If you've read down this far, you may be wondering why I bothered to write this post. I did it for two reasons. First, I wanted to shed a little light on the differences between the worlds of Corporate IT and micro ISV's. They are vastly different. I respect both camps, having worked in both of them. Generally speaking, the money is much better in Corporate IT, but the level of self-satisfaction and accomplishment you can achieve is much greater in the micro ISV world. It's the old money-vs-happiness trade-off. I'm hoping to find the happy medium someday.
Secondly, I wanted to write this post for all the entrepreneurs out there who are struggling to make their personal software businesses work. I wanted them to know that the grass is NOT any greener on the corporate side of the fence. Your pocketbook will fatten, but in all likelihood, your happiness will suffer -- especially if you are a highly creative soul. The road of a micro ISV is a hard one, and unless you're very lucky, your business will fail within 5 years. But even though the odds are stacked against you, it is people like you who make the biggest difference in the world. Without people who are willing to put their heart & soul and passion out there for everyone else to share in, there would be no great advancement in society. I admire you. The world needs more of you. Keep on truckin' and I wish you much prosperity and self-fulfillment in 2008.

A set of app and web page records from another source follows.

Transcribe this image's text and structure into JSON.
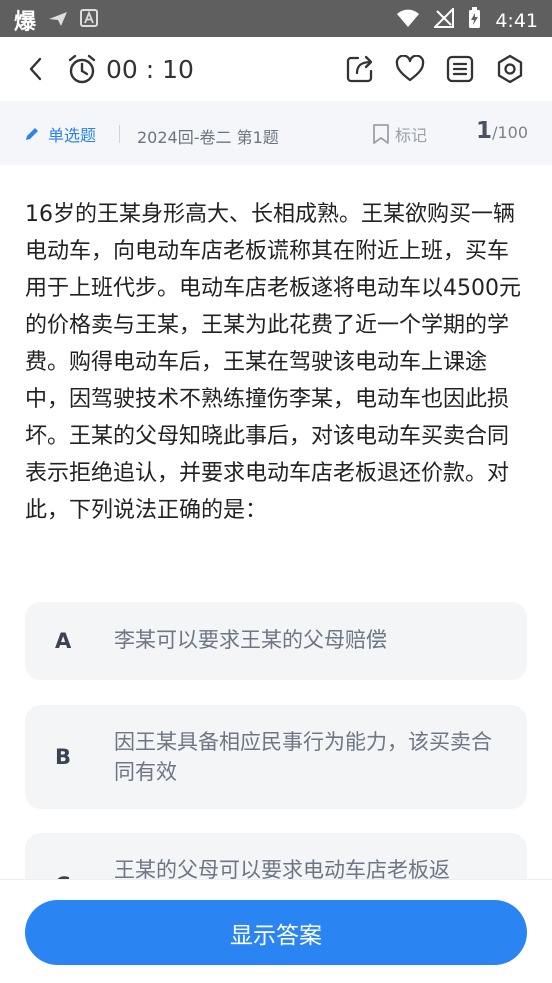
{
  "status": {
    "app_char": "爆",
    "time": "4:41"
  },
  "timer": {
    "value": "00 : 10"
  },
  "info": {
    "type_label": "单选题",
    "source": "2024回-卷二 第1题",
    "mark_label": "标记",
    "progress_current": "1",
    "progress_total": "/100"
  },
  "question": {
    "text": "16岁的王某身形高大、长相成熟。王某欲购买一辆电动车，向电动车店老板谎称其在附近上班，买车用于上班代步。电动车店老板遂将电动车以4500元的价格卖与王某，王某为此花费了近一个学期的学费。购得电动车后，王某在驾驶该电动车上课途中，因驾驶技术不熟练撞伤李某，电动车也因此损坏。王某的父母知晓此事后，对该电动车买卖合同表示拒绝追认，并要求电动车店老板退还价款。对此，下列说法正确的是："
  },
  "options": [
    {
      "letter": "A",
      "text": "李某可以要求王某的父母赔偿"
    },
    {
      "letter": "B",
      "text": "因王某具备相应民事行为能力，该买卖合同有效"
    },
    {
      "letter": "C",
      "text": "王某的父母可以要求电动车店老板返"
    }
  ],
  "actions": {
    "show_answer": "显示答案"
  },
  "colors": {
    "accent": "#2a85f2",
    "status_bar": "#5f5f5f",
    "option_bg": "#f4f5f7"
  }
}
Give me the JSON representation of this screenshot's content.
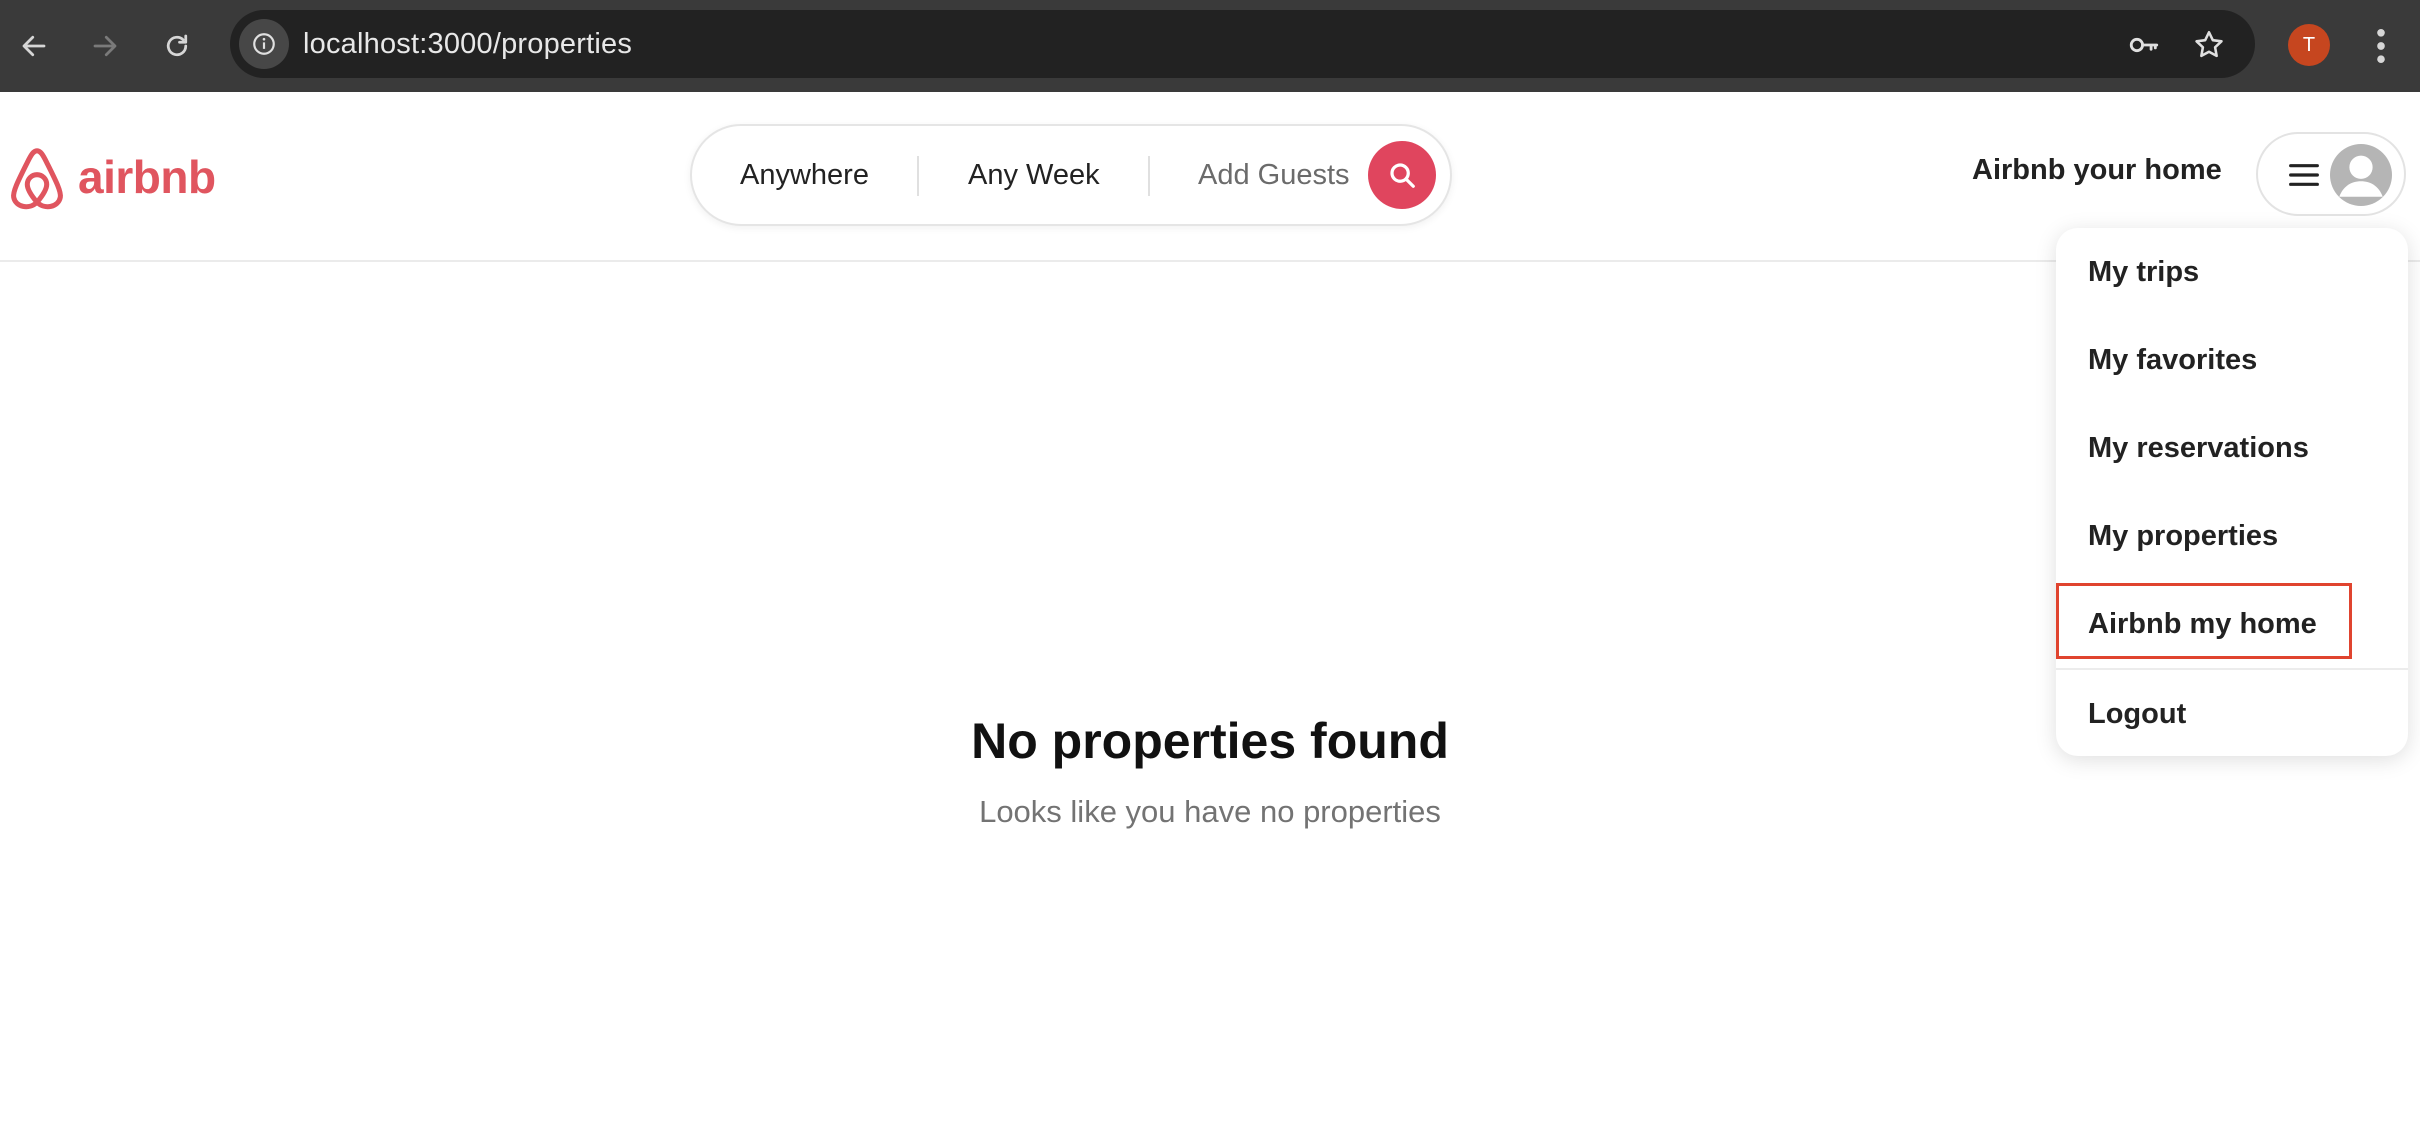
{
  "browser": {
    "url": "localhost:3000/properties",
    "profile_initial": "T"
  },
  "header": {
    "logo_text": "airbnb",
    "search": {
      "location_label": "Anywhere",
      "week_label": "Any Week",
      "guests_label": "Add Guests"
    },
    "host_link": "Airbnb your home"
  },
  "dropdown": {
    "items": [
      {
        "label": "My trips"
      },
      {
        "label": "My favorites"
      },
      {
        "label": "My reservations"
      },
      {
        "label": "My properties"
      },
      {
        "label": "Airbnb my home"
      },
      {
        "label": "Logout"
      }
    ],
    "highlighted_item": "Airbnb my home"
  },
  "empty_state": {
    "title": "No properties found",
    "subtitle": "Looks like you have no properties"
  },
  "colors": {
    "brand": "#e0555f",
    "search_button": "#e0455e",
    "highlight_border": "#e0442f",
    "profile_badge": "#c6461f"
  }
}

To all my friends in Corporate IT, I miss you and best of luck in the New Year. Even though I am no longer one of you, I still think of you on a regular basis. Don't let "the suits" get you down. They aren't any better than you, they just wield more power. And if you ever get tired of that power struggle, don't forget that there's a whole wide world out here for you. Carpe diem!